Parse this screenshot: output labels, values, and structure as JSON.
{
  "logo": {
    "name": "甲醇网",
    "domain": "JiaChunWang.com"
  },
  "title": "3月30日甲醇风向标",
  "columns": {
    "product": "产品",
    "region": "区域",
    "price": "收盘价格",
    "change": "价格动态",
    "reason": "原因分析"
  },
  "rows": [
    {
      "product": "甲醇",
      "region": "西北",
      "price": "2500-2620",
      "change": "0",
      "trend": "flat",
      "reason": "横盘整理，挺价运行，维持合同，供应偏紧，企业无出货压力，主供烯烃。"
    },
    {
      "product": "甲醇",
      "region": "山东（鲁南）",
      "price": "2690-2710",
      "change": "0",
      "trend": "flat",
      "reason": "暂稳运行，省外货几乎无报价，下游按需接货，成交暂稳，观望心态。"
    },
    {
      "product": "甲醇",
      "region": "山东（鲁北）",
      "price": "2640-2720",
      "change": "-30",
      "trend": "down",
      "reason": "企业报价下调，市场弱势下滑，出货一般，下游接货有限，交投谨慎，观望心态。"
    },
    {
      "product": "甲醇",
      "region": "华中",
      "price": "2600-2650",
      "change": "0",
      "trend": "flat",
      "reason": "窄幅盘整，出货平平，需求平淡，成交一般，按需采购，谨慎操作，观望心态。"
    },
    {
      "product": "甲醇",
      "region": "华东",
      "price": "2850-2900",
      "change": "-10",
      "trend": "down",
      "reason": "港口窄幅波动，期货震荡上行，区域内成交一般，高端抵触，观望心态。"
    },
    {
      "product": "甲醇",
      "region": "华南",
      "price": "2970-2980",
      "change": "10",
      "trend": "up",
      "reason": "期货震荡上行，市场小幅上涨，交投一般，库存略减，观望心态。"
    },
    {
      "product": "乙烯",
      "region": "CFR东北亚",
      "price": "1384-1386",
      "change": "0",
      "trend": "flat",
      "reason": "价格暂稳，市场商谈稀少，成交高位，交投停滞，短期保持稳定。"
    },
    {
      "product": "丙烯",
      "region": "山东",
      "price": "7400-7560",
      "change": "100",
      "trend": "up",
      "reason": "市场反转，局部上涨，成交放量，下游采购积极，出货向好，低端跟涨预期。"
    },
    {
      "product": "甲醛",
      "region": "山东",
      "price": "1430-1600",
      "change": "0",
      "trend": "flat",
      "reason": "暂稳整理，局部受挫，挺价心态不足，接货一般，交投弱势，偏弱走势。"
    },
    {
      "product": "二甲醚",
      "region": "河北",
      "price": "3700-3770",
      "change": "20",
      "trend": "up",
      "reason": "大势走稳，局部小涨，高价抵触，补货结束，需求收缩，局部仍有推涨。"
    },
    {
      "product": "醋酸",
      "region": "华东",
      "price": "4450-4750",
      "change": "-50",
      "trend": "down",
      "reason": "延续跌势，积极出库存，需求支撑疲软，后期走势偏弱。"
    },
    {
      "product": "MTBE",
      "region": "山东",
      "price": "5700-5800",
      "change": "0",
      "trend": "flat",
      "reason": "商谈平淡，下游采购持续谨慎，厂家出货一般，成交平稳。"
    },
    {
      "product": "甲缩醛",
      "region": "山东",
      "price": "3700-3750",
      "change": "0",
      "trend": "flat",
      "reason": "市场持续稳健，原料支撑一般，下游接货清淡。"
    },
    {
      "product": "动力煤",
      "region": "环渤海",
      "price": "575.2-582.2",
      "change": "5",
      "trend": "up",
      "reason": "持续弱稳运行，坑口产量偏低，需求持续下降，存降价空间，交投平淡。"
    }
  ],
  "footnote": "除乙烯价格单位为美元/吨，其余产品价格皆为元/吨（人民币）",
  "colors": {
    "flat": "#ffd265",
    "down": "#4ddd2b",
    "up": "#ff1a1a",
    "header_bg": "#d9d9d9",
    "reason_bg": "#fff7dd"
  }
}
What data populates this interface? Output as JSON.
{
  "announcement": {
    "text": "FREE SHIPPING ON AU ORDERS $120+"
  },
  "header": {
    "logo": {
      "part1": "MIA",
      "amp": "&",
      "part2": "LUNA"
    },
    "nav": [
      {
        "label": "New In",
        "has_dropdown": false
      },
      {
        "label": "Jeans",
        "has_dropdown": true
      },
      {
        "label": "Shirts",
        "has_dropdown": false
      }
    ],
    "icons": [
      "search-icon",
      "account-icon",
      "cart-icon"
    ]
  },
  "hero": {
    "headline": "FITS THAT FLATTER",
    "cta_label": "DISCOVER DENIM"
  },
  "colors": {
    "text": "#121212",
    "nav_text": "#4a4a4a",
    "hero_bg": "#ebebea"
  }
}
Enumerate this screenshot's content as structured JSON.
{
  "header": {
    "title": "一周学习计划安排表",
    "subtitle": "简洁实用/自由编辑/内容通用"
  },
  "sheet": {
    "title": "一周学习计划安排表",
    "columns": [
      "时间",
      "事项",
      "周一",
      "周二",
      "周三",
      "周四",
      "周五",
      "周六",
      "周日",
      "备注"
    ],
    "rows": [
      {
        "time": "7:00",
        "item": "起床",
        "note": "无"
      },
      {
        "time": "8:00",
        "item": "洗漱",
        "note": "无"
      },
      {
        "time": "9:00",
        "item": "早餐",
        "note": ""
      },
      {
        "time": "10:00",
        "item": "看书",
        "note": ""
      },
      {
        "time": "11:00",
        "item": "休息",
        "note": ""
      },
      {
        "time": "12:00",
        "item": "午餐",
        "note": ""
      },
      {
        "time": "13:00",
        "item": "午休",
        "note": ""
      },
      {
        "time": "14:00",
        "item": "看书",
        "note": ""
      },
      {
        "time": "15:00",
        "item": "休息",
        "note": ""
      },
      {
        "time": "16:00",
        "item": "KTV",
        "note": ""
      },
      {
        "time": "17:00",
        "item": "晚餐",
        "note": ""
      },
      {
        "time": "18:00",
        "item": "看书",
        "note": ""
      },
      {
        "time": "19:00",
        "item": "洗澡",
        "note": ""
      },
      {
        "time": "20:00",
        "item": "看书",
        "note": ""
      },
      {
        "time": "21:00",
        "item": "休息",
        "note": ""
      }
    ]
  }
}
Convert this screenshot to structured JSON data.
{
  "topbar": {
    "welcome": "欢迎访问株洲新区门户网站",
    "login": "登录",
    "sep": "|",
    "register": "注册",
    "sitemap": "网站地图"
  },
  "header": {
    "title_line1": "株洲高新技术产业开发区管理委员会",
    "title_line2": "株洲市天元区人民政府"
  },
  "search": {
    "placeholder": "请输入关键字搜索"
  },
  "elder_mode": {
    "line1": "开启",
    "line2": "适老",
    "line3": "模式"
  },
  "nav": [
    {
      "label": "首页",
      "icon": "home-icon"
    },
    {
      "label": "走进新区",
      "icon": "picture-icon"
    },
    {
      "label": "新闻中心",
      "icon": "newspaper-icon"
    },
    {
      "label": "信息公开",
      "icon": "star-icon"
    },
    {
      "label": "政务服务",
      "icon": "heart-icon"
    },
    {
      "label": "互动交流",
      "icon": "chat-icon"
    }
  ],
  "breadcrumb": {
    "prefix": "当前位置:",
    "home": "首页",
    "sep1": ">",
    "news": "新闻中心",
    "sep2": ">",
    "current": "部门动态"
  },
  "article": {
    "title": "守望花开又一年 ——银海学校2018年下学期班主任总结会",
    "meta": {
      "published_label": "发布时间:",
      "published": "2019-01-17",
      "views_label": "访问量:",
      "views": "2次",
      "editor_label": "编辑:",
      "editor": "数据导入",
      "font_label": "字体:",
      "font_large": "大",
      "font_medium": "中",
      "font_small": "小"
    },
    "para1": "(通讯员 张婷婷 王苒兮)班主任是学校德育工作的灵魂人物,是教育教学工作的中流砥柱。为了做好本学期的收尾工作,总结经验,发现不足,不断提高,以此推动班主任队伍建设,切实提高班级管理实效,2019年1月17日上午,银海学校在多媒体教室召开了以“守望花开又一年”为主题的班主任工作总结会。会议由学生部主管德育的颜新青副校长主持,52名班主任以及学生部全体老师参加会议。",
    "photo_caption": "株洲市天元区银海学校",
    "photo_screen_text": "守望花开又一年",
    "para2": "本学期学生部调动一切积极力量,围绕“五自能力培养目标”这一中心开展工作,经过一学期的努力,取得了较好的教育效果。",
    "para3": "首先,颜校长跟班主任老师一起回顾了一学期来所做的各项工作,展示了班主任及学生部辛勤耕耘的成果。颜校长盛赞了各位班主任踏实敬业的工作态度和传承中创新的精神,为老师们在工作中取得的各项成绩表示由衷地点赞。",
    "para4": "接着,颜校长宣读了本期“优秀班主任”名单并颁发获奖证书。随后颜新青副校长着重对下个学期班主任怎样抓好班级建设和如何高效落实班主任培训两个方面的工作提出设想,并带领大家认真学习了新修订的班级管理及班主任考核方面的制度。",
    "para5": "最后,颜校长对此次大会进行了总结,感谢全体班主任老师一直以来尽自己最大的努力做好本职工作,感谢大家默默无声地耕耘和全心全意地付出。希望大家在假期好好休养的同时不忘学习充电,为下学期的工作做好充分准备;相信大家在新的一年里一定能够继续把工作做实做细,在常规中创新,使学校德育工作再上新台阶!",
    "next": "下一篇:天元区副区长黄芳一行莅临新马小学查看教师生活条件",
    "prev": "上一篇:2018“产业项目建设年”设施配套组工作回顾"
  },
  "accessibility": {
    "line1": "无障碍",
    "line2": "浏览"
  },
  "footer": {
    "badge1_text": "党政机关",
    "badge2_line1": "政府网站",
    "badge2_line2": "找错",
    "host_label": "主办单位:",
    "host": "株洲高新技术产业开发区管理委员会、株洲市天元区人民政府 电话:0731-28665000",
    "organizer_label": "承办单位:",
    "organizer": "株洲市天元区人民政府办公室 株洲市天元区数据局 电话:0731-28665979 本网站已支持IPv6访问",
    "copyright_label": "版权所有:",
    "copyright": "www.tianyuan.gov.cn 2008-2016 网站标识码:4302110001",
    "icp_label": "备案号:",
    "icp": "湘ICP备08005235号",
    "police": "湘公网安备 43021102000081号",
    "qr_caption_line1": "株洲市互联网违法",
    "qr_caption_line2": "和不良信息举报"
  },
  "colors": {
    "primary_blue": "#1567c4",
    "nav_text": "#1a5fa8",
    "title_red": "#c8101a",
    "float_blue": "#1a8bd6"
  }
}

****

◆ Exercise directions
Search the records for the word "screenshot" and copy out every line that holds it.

◆ Answer to this task
Parse this screenshot: output labels, values, and structure as JSON.
Enumerate this screenshot's content as structured JSON.
Convert this screenshot to structured JSON data.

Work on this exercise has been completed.